All are hallmarks of coercive control, a phrase that didn’t exist in the nineties. Back then, “grooming” wasn’t a widely known term - yet, this is exactly what, it is alleged, occurred on a mass scale, with 14 year-olds being sent to parties described as “payback for investors and friends”.
It’s barely surprising that one model agent, Jean-Luc Brunel, had links to Jeffrey Epstein, flying on his private jet 25 times and supplying him with over 1000 models. It’s even less surprising that after being arrested in 2020, Brunel was found dead in his prison cell earlier this year.
The most explicit evidence of human trafficking comes from former model Jill Dodd, who was sent to Monte Carlo by Elite and ended up dating Saudi billionaire Adnan Khashoggi.
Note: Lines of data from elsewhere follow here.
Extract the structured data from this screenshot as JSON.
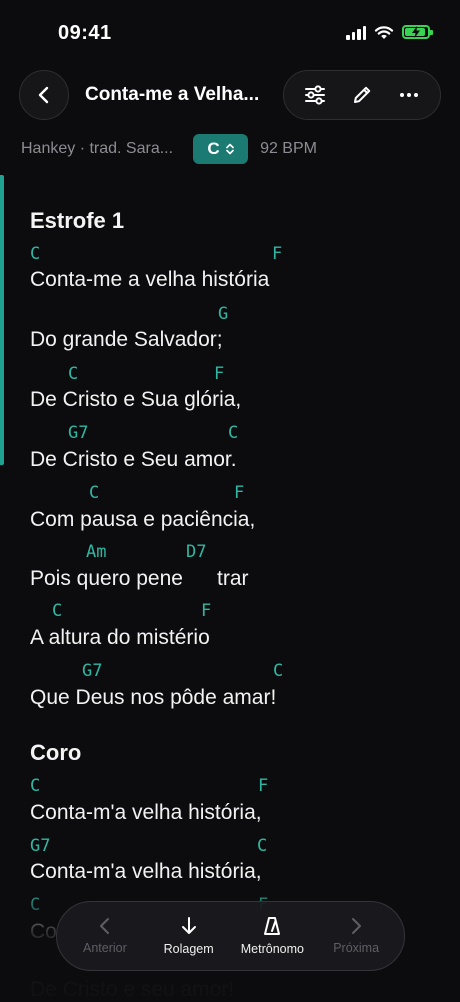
{
  "status": {
    "time": "09:41"
  },
  "header": {
    "title": "Conta-me a Velha...",
    "author": "Hankey · trad. Sara...",
    "key": "C",
    "bpm": "92 BPM"
  },
  "song": {
    "section1": {
      "title": "Estrofe 1"
    },
    "section2": {
      "title": "Coro"
    },
    "chords": [
      "C",
      "F",
      "G",
      "C",
      "F",
      "G7",
      "C",
      "C",
      "F",
      "Am",
      "D7",
      "C",
      "F",
      "G7",
      "C",
      "C",
      "F",
      "G7",
      "C",
      "C",
      "F"
    ],
    "lyrics": [
      "Conta-me a velha história",
      "Do grande Salvador;",
      "De Cristo e Sua glória,",
      "De Cristo e Seu amor.",
      "Com pausa e paciência,",
      "Pois quero pene",
      "trar",
      "A altura do mistério",
      "Que Deus nos pôde amar!",
      "Conta-m'a velha história,",
      "Conta-m'a velha história,",
      "Co",
      "De Cristo e seu amor!"
    ]
  },
  "toolbar": {
    "previous": "Anterior",
    "scroll": "Rolagem",
    "metronome": "Metrônomo",
    "next": "Próxima"
  },
  "colors": {
    "accent": "#1b7a72",
    "chord": "#2fb7a3",
    "battery": "#39d353"
  },
  "icons": [
    "back-chevron-icon",
    "sliders-icon",
    "pencil-icon",
    "more-icon",
    "chevron-left-icon",
    "arrow-down-icon",
    "metronome-icon",
    "chevron-right-icon"
  ]
}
She later learned that he picked her photo out of a book and paid Elite £50,000 to meet her. “I’d been sold,” she says, explaining that the practice was commonplace.
It’s open to debate how commonplace the abuse of young girls within the modelling industry is in 2022. “This is a culture that has created an atmosphere in which these things are allowed to develop, take root and blossom, and it’s not going away,” notes Michael Gross, the author and journalist who wrote about systemic abuse as far back as 1994 in his book Model: The Ugly Business of Beautiful Women. “It’s gotten a little bit better, and hopefully it will continue to get better.”
Otis was instrumental in bringing together 14 women to testify to a Paris prosecutor that they were sexually assaulted by Marie, who still denies any wrongdoing. “The hope is not only justice, but that it’s a healing process for us, and a good opportunity to help others come forward and realise they’re not alone,” says Otis. “This is really about sparking a greater conversation so that we can start to address these issues and see change.”
In addition to Otis, models including Karen Elson, Milla Jovovich and Paulina Porizkova have been vocal about their own experiences, and the need for change. As the Me Too movement, and specifically the case of Harvey Weinstein, has proved, the more women who speak up, the more likely it is that these predators will eventually be convicted.
I say that but I don’t entirely believe it - not when Gerald Marie still denies wrongdoing continued to work for Elite for years after accusations first surfaced (he left in 2010) and is currently living his best life in Ibiza. There are other accused men, too, who continue to evade justice. Men like these don’t change. Why would they, when their power seems to exonerate them from consequence?
What has changed, however, is that models have platforms through which their voices can be heard, independently of the agencies that seek to control them. Instagram, Twitter and YouTube have allowed them to connect with each other, corroborate each others’ experiences, tell their stories to the world and by doing so, slowly affect change by bringing predators to account.
For anyone who has been isolated, worn down, blackmailed or threatened by an abuser, these platforms can be a lifesaver.
“I really thought that everything that was happening was just happening to me,” says Otis, who has battled suicidal thoughts. Abuse thrives on secrecy. Any platform that helps expose this culture of silence is invaluable. As are organizations like Model Alliance, the non-profit set up by former model Sara Ziff to promote accountability within the fashion industry, and help ensure models can work without fear, harassment, abuse or discrimination in the future. Which is what all models, all women, all people, deserve.